A column by Len Johnson – Runner’s Tribe
I’m not really a road trip sort of bloke. Unlike Willy Nelson, I can wait to get on the road again.
The then almost-obligatory campervan trek around Europe 40 years ago excepted, I’ve rarely travelled, by road, more than one day at a time. My idea of a road trip has become something done by foot over a distance of 42.195 kilometres.
In my early adult years it was quite the thing to winter holiday on the Gold Coast. Still is, of course, but in those days preceding budget airfares, groups of young blokes packed into cars and drove the 1700 kilometres from Melbourne to Surfers Paradise virtually non-stop. Not me, however: my longest trip was a far more palatable Melbourne to Adelaide.
It was with some trepidation, then, that I set off from Melbourne almost two weeks ago to visit my brother at Port Macquarie on what is, I’m told, the New South Wales mid-North Coast. The South Coast, the Central Coast, the mid-North and North Coasts – surely, the cartographers had already plumbed the depths of imagination by the time they got around to naming the extensive tracts of coastline.
Anyway, it seemed an excellent opportunity to see one of the all-too-many parts of our wide country that I had never visited. The plan was to do the long haul from Melbourne to the north with one overnight stop then break up the return journey with further visits to friends in Sydney and Canberra.
Travel broadens the mind, they say: it also stiffens the back, an impact that became apparent at each meal or petrol stop as I covered almost 1300 kilometres in the first, two-day, stint.
For the runner, it also offers a variety of running experiences. Runs along the banks of the Wingecarribee River at Berrima in the NSW Southern Highlands, along the beaches and cliff tops of Port Macquarie, around the inner-urban Iron Cove in Sydney and through what has been restored of the Stromlo Forest in Canberra.
Berrima and Port Macquarie don’t share many obvious similarities, though both contain monuments to the shabby history of Australia’s first World War internment practices. People of German heritage – very few of whom could be seriously classified as security risks of any kin – were interned all round Australia.

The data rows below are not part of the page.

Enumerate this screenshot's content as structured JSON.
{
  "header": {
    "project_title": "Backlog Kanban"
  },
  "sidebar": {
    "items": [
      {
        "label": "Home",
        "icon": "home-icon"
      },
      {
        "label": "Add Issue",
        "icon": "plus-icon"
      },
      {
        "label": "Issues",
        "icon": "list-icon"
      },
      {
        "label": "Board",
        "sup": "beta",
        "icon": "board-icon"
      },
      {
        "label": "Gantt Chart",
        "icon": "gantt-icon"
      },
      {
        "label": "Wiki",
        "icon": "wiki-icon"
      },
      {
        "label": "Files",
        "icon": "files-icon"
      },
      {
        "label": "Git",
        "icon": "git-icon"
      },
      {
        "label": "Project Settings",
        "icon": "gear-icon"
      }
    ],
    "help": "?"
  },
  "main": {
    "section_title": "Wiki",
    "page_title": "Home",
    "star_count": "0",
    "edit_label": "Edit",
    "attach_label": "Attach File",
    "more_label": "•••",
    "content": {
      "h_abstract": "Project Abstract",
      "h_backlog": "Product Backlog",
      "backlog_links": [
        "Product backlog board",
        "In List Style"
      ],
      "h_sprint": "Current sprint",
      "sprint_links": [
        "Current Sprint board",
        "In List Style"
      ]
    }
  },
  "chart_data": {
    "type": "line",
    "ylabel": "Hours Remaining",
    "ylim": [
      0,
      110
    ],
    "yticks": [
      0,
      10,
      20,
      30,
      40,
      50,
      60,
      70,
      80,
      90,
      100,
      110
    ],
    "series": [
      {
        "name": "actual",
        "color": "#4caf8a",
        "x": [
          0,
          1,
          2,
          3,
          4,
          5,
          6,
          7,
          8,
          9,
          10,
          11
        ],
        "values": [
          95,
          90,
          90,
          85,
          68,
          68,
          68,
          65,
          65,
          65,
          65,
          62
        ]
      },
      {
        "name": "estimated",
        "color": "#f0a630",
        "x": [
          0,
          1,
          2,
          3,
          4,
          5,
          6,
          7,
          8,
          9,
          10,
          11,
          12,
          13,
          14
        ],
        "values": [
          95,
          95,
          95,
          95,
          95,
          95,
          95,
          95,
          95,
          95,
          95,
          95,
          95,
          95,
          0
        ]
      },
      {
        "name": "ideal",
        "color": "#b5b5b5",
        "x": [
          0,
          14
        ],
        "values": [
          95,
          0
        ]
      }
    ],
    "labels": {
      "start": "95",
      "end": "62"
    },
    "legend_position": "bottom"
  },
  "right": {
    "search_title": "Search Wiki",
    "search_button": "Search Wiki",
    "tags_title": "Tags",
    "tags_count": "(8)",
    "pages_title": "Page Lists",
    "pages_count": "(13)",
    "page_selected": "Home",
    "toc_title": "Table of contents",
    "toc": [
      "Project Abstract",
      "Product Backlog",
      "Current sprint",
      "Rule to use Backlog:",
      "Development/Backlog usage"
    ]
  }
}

The Berrima Court House and adjoining Gaol both date back to the 1830s. The gaol had closed by the early 20th century when it was reactivated to serve as an internment camp. The Germans confined there were a mixture of merchant marine personnel, executives of German companies operating in Australia and even a handful of prisoners from the sinking of the German light cruiser the SMS Emden.
When the penny dropped as to the real, rather than perceived, security risk, the prisoners were virtually given the run of the place, allowed to set up vegetable gardens around the gaol walls, inject their meagre allowances into local businesses and build their own boating and recreational facilities along the river (the latter forming the basis of a short, informative run along the banks).
It was a similar story at Trial Bay, a little way north of Port Macquarie. The beautiful – to the non-confined – sandstone building fell into disuse before internment gave it a new purpose. Again, as much as pose any threat, the inmates were guardedly welcomed and provided a benefit to the existing community.
Sadly, both sites were vandalised and, in the case of the Berrima constructions, largely destroyed once peace was restored.
It was also the tail end of whale spotting season. By this stage, the whales and their calves have moved further off-shore, so instead of actual sightings we had to make do with catching a glimpse of a spout or the splash of a breaching. In between watching out for whales and, at the same time, keeping a wary eye above for swopping magpies and on the ground – it was also brown snake season – it’s a wonder I didn’t wind up in the pacific at some stage.
Nothing that exciting in Sydney, except the path around Iron Cove is no completely paved, making it more accessible, better for cyclists, walkers and some runners, but leaving those of us who like a mix of surfaces a little downhearted.
Canberra’s Stromlo Forest had claims to be the epicentre of Australian distance running in the latter years of last century, with coach Pat Clohessy and world champion marathoner Rob de Castella at the head of the national capital pack. Stromlo, with its many kilometres of forgiving dirt tracks and hectares of pine plantation, was the main training venue.
‘Clo’ departed in the 1990s, ‘Deek’ got older but the heaviest blow to Stromlo came from the devastating 2003 bushfires which took several lives, destroyed hundreds of homes and virtually razed the forest.
The disaster prompted the ACT government to establish new suburbs as part of a wider buffer between populated areas and bushland in the ‘bush’ capital. Large tracts of the forest remained, but running there for the next few years was like running on the moon.
In that context, it was pleasing to find on this visit that, while still well short of its former glory (by 2003, most of the pine plantations contained mature trees), Stromlo was again recognisably a forest. The seedlings had become 10-15 year old trees, the tracks were softer underfoot again and you could pick out the skeletons of many of the old runs. I’m also still capable of punching out six-minute distance units though, sadly, the unit in question is kilometres now, were once it was miles.
I’m still not completely sold on the virtues of being ‘on the road’ again, but such pleasant surprises do wonders for the morale and make the journey worthwhile.